DIRECTIONS ->
Please say how many lines in the records below contain the word "Flags", giving only the number.

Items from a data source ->
------
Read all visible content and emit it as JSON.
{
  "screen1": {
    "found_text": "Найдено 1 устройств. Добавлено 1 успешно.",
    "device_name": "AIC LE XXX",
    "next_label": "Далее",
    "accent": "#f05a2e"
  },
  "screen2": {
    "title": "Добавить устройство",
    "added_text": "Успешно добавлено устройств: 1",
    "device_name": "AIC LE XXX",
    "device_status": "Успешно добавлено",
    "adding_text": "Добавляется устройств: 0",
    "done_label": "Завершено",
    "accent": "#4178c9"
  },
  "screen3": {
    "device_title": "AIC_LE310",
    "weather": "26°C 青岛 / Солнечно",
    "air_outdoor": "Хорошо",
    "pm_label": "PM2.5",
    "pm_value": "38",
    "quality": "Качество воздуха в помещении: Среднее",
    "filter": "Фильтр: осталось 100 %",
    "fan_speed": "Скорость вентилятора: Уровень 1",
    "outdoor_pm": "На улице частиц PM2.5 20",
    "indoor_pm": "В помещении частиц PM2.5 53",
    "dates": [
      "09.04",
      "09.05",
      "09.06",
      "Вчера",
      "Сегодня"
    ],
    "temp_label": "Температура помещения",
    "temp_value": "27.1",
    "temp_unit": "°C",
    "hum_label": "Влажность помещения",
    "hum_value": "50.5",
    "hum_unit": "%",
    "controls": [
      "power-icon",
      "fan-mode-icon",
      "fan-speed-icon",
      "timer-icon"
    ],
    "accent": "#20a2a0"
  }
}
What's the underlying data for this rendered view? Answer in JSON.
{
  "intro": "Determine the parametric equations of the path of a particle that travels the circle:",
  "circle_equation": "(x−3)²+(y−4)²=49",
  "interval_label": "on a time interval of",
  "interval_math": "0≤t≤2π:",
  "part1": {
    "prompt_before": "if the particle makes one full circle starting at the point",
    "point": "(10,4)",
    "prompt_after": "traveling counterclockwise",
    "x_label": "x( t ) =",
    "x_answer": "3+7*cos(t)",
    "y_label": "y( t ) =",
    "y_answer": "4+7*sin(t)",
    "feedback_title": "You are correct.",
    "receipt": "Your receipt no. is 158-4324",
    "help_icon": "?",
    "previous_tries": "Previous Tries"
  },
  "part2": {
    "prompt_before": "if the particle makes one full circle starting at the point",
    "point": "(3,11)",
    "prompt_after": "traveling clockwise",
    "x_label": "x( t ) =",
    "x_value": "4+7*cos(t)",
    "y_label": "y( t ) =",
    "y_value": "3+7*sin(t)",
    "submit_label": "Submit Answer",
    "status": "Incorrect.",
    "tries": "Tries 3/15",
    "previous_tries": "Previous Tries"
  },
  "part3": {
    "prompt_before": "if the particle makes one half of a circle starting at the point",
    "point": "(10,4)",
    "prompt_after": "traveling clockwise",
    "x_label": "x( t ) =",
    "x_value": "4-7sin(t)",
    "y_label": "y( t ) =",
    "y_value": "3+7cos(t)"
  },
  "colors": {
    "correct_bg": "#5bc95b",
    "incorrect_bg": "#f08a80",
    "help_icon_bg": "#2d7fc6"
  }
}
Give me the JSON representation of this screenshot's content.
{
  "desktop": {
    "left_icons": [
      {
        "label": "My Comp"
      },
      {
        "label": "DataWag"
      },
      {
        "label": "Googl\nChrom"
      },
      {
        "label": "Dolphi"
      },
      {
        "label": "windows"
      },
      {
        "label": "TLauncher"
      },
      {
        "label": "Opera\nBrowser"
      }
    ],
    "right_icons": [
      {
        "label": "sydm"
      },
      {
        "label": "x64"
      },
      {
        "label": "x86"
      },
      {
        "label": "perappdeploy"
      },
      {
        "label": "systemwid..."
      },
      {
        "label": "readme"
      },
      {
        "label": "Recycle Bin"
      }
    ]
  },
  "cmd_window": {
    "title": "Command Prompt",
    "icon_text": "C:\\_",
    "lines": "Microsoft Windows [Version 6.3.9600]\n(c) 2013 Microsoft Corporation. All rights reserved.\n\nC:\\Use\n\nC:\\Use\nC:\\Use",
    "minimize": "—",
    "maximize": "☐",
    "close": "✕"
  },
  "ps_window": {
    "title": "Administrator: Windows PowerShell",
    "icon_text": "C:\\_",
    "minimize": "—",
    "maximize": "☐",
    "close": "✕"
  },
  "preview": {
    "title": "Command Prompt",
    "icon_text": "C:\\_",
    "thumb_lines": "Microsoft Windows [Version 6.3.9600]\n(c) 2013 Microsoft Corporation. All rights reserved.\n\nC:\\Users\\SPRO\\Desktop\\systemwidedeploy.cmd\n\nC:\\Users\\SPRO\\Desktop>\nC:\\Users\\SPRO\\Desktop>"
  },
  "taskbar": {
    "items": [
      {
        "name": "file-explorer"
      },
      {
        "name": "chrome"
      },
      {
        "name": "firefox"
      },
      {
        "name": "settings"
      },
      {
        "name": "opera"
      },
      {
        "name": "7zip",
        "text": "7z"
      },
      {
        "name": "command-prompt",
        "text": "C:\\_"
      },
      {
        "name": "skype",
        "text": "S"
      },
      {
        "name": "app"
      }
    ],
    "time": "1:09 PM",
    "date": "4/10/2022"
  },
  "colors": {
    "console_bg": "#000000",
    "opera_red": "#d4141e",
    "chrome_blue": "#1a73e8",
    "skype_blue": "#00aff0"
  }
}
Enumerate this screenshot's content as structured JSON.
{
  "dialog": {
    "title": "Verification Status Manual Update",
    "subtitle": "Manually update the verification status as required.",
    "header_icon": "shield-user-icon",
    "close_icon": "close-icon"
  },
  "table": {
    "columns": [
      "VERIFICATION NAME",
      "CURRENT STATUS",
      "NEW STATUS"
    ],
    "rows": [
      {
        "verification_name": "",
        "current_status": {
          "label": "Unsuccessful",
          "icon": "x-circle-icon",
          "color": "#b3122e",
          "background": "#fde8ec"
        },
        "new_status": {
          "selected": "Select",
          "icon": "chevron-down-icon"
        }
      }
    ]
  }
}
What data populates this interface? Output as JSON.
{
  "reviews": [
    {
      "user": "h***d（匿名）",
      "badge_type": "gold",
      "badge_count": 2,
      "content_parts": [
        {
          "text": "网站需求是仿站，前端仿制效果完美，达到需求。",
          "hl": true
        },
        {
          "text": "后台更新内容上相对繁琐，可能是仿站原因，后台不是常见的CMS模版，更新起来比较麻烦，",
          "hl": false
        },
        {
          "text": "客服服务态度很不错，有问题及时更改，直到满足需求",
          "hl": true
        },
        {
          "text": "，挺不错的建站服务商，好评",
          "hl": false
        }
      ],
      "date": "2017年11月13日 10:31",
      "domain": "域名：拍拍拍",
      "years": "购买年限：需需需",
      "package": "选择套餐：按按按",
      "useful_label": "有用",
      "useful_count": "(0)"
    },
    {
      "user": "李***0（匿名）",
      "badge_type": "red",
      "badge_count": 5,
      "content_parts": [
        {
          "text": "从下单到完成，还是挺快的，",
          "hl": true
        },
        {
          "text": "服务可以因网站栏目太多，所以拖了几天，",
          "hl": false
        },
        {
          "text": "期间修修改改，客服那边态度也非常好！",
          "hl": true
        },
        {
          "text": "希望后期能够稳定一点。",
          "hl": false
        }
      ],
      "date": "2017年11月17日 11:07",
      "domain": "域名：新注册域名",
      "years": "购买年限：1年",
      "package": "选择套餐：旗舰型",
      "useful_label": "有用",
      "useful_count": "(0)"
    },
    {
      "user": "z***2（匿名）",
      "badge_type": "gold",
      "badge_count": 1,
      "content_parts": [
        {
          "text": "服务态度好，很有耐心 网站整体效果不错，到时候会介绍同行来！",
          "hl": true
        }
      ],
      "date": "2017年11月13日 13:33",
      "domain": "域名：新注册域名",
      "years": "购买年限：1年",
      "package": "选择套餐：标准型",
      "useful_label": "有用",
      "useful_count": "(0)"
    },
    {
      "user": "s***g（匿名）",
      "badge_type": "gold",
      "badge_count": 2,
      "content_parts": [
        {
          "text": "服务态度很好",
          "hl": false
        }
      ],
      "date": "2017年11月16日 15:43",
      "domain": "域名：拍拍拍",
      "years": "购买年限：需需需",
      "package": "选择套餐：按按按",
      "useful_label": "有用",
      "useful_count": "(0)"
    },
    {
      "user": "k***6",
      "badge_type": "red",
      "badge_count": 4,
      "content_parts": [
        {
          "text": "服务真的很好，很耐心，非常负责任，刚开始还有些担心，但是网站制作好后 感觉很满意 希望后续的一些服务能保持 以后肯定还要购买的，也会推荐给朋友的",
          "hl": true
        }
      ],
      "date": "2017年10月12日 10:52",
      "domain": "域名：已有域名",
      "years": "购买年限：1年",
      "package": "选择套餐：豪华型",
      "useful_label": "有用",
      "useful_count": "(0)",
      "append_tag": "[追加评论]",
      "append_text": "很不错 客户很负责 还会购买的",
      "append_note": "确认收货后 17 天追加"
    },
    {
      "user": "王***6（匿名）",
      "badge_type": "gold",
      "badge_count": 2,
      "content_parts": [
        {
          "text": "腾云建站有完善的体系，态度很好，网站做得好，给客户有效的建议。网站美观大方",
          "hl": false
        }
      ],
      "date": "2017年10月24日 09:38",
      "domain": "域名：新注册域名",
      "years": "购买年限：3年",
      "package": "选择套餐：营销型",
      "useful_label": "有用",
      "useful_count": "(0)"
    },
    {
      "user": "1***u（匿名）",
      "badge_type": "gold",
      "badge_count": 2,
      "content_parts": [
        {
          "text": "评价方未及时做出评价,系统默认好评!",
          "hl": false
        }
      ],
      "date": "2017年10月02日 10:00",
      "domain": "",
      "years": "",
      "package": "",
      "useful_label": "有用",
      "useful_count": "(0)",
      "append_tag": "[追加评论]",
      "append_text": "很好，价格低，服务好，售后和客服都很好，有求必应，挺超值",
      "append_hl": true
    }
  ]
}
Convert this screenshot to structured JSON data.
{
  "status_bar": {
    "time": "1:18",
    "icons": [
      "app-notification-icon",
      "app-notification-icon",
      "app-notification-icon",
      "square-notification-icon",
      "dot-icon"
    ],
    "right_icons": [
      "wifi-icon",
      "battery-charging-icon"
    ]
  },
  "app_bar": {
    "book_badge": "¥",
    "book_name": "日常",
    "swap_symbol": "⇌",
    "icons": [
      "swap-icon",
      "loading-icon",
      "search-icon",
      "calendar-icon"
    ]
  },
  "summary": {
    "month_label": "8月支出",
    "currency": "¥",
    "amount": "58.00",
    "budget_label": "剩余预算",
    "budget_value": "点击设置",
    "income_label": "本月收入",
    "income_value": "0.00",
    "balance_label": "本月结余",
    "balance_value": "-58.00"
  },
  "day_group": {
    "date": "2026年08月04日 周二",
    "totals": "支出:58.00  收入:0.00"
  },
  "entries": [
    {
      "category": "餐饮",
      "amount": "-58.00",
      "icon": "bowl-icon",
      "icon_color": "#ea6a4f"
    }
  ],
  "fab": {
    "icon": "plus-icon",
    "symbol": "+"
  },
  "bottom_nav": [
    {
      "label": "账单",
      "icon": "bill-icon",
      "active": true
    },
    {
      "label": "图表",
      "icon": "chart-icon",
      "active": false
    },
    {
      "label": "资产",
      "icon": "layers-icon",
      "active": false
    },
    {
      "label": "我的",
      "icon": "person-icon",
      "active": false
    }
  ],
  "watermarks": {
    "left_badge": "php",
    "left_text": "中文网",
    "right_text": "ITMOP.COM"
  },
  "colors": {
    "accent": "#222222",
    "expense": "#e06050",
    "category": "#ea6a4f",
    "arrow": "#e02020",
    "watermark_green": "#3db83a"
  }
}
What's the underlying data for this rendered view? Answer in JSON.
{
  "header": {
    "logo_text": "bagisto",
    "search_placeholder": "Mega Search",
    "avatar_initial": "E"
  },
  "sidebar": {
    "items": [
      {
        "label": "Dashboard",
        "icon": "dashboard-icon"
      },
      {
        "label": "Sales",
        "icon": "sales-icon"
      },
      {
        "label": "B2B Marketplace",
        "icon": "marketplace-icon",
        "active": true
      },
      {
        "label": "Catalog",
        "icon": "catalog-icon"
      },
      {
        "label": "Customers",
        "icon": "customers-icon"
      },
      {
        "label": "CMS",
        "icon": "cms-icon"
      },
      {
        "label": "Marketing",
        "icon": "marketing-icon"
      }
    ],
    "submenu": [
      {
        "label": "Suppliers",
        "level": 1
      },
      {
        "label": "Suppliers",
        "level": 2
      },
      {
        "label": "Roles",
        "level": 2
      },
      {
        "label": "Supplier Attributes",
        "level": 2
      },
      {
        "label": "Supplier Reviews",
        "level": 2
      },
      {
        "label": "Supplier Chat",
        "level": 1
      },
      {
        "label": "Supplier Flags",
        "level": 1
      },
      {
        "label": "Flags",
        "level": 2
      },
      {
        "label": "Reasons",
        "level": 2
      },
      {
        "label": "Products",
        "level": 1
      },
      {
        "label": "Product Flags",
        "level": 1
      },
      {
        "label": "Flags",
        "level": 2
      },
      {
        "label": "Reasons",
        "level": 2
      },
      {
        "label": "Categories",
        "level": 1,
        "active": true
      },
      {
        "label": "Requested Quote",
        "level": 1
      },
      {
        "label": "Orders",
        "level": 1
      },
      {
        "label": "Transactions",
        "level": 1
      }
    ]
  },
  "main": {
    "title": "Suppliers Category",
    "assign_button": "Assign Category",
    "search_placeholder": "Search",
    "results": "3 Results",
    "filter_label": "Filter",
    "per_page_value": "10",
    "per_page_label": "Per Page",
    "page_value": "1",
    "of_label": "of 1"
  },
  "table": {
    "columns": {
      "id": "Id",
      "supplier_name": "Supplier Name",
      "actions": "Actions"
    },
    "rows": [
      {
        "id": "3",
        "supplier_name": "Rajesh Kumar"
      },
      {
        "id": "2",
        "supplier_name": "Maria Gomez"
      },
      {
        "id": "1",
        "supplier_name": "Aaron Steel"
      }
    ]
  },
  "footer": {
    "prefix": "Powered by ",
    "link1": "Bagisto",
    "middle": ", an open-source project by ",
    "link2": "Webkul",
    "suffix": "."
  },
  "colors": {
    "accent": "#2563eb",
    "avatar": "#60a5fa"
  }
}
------
REPLY ->
4